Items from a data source

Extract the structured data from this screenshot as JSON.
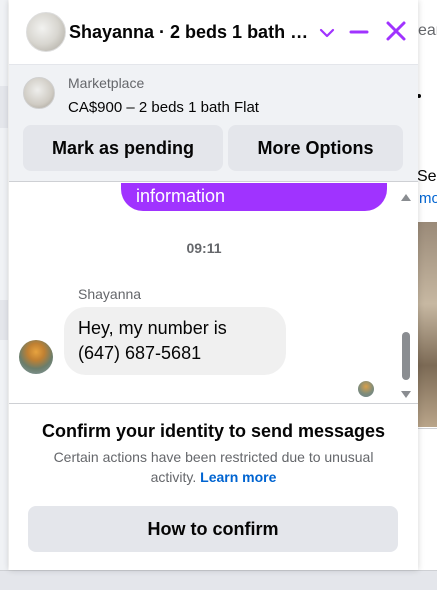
{
  "background_page": {
    "right_snippet_top": "ear",
    "right_snippet_mid": "Se",
    "right_snippet_link": "mo"
  },
  "chat": {
    "header": {
      "title": "Shayanna · 2 beds 1 bath F...",
      "accent_color": "#a033ff"
    },
    "listing": {
      "source": "Marketplace",
      "title": "CA$900 – 2 beds 1 bath Flat",
      "mark_pending_label": "Mark as pending",
      "more_options_label": "More Options"
    },
    "messages": {
      "outgoing_partial": "information",
      "timestamp": "09:11",
      "sender_name": "Shayanna",
      "incoming_line_1": "Hey, my number is",
      "incoming_line_2": "(647) 687-5681"
    },
    "restriction": {
      "title": "Confirm your identity to send messages",
      "description": "Certain actions have been restricted due to unusual activity.",
      "learn_more": "Learn more",
      "button_label": "How to confirm"
    }
  }
}
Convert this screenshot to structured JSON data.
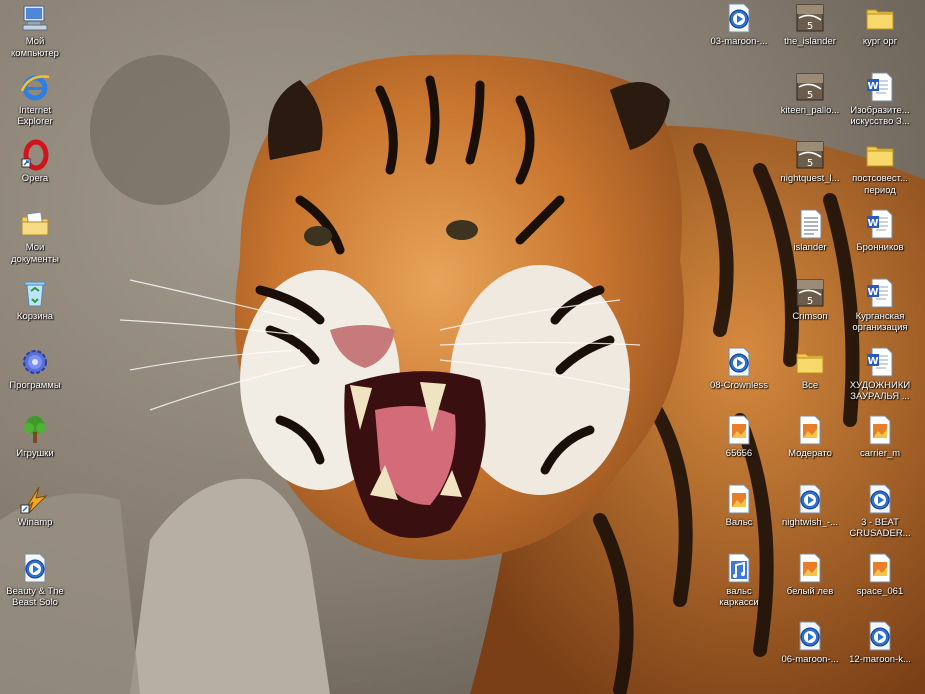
{
  "desktop": {
    "left_icons": [
      {
        "label": "Мой\nкомпьютер",
        "icon": "my-computer-icon"
      },
      {
        "label": "Internet\nExplorer",
        "icon": "internet-explorer-icon"
      },
      {
        "label": "Opera",
        "icon": "opera-icon"
      },
      {
        "label": "Мои\nдокументы",
        "icon": "my-documents-icon"
      },
      {
        "label": "Корзина",
        "icon": "recycle-bin-icon"
      },
      {
        "label": "Программы",
        "icon": "programs-gear-icon"
      },
      {
        "label": "Игрушки",
        "icon": "games-tree-icon"
      },
      {
        "label": "Winamp",
        "icon": "winamp-icon"
      },
      {
        "label": "Beauty & The\nBeast Solo",
        "icon": "media-file-icon"
      }
    ],
    "right_icons": [
      {
        "label": "03-maroon-...",
        "icon": "media-file-icon"
      },
      {
        "label": "the_islander",
        "icon": "media-clip-icon"
      },
      {
        "label": "кург орг",
        "icon": "folder-icon"
      },
      {
        "label": "kiteen_pallo...",
        "icon": "media-clip-icon"
      },
      {
        "label": "Изобразите...\nискусство З...",
        "icon": "word-doc-icon"
      },
      {
        "label": "nightquest_l...",
        "icon": "media-clip-icon"
      },
      {
        "label": "постсовест...\nпериод",
        "icon": "folder-icon"
      },
      {
        "label": "islander",
        "icon": "text-doc-icon"
      },
      {
        "label": "Бронников",
        "icon": "word-doc-icon"
      },
      {
        "label": "Crimson",
        "icon": "media-clip-icon"
      },
      {
        "label": "Курганская\nорганизация",
        "icon": "word-doc-icon"
      },
      {
        "label": "08-Crownless",
        "icon": "media-file-icon"
      },
      {
        "label": "Все",
        "icon": "folder-icon"
      },
      {
        "label": "ХУДОЖНИКИ\nЗАУРАЛЬЯ ...",
        "icon": "word-doc-icon"
      },
      {
        "label": "65656",
        "icon": "image-file-icon"
      },
      {
        "label": "Модерато",
        "icon": "image-file-icon"
      },
      {
        "label": "carrier_m",
        "icon": "image-file-icon"
      },
      {
        "label": "Вальс",
        "icon": "image-file-icon"
      },
      {
        "label": "nightwish_-...",
        "icon": "media-file-icon"
      },
      {
        "label": "3 - BEAT\nCRUSADER...",
        "icon": "media-file-icon"
      },
      {
        "label": "вальс\nкаркасси",
        "icon": "audio-file-icon"
      },
      {
        "label": "белый лев",
        "icon": "image-file-icon"
      },
      {
        "label": "space_061",
        "icon": "image-file-icon"
      },
      {
        "label": "06-maroon-...",
        "icon": "media-file-icon"
      },
      {
        "label": "12-maroon-k...",
        "icon": "media-file-icon"
      }
    ]
  }
}
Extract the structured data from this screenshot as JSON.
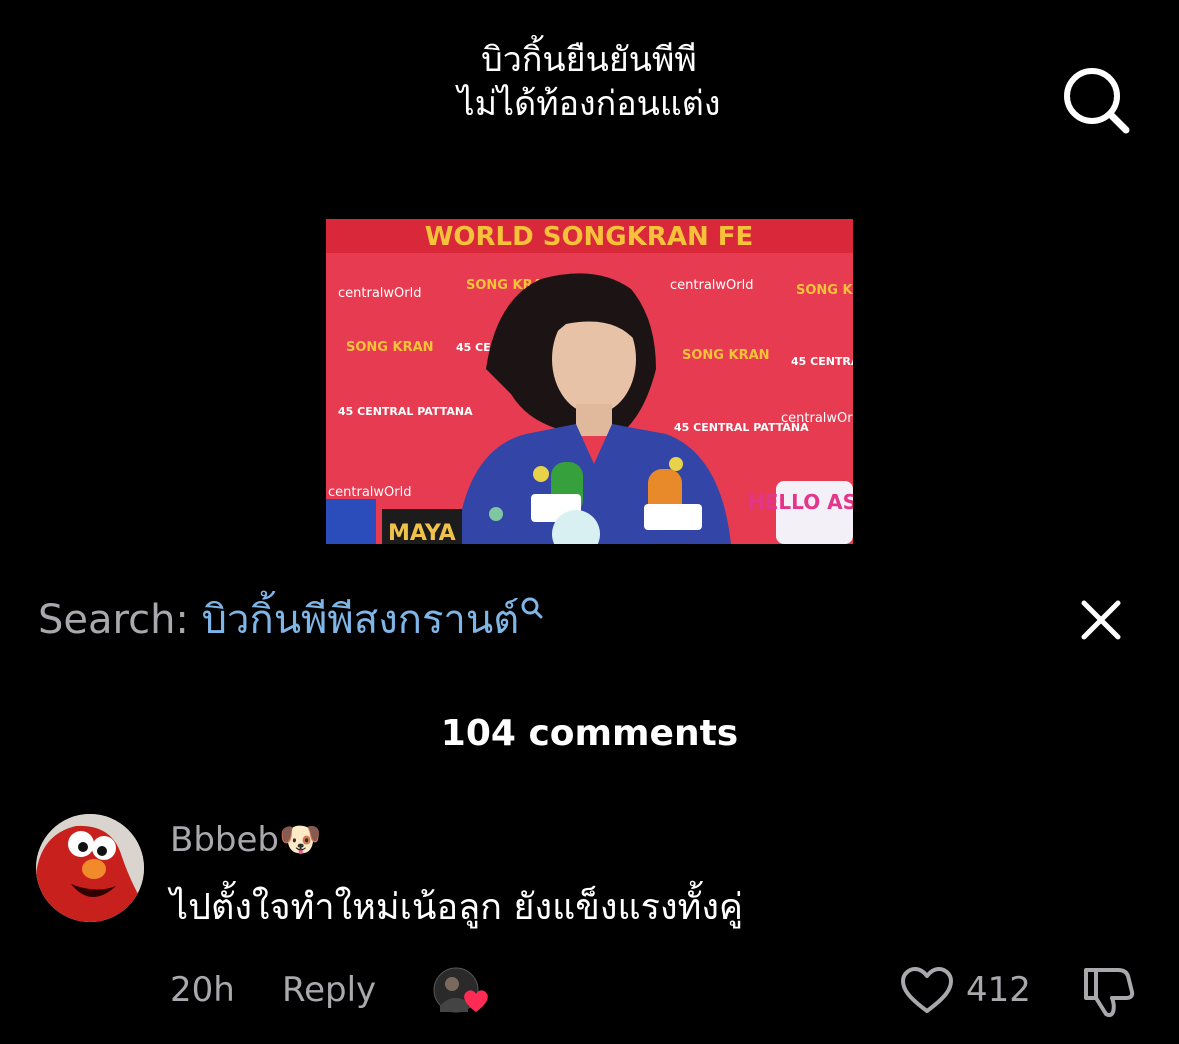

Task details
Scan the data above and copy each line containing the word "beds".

Output of the exercise
      "title": "Shayanna · 2 beds 1 bath F...",
      "title": "CA$900 – 2 beds 1 bath Flat",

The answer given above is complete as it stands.